◆ Listed records:

[Start of Attachment]

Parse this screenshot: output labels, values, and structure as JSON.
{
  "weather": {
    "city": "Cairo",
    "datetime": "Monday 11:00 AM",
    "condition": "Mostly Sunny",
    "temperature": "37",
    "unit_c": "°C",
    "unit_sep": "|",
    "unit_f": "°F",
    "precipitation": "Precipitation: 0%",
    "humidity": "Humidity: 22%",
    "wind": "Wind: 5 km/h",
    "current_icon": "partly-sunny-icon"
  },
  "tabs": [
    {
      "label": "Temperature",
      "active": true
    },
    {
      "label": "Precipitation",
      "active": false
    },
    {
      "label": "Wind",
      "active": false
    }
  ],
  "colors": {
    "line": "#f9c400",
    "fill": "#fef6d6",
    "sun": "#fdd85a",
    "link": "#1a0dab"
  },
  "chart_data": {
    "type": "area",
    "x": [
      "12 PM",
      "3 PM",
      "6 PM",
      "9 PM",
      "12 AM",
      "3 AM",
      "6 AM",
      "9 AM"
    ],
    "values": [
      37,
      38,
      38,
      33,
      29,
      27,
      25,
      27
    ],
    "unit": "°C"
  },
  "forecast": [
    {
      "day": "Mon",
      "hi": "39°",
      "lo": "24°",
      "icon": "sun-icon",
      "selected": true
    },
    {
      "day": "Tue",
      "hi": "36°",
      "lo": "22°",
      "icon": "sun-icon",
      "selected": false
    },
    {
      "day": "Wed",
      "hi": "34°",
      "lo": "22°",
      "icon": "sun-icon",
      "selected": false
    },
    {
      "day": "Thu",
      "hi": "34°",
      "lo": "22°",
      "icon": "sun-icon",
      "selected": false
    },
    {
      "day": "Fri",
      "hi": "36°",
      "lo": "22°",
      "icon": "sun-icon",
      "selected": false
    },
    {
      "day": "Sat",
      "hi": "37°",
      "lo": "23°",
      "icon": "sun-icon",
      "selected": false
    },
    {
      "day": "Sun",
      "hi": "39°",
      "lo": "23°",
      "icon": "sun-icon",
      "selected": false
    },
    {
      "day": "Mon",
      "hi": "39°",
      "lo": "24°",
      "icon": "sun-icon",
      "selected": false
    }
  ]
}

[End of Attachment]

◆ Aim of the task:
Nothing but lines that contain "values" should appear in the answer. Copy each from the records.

◆ Response box:
Parse this screenshot: output labels, values, and structure as JSON.
    "values": [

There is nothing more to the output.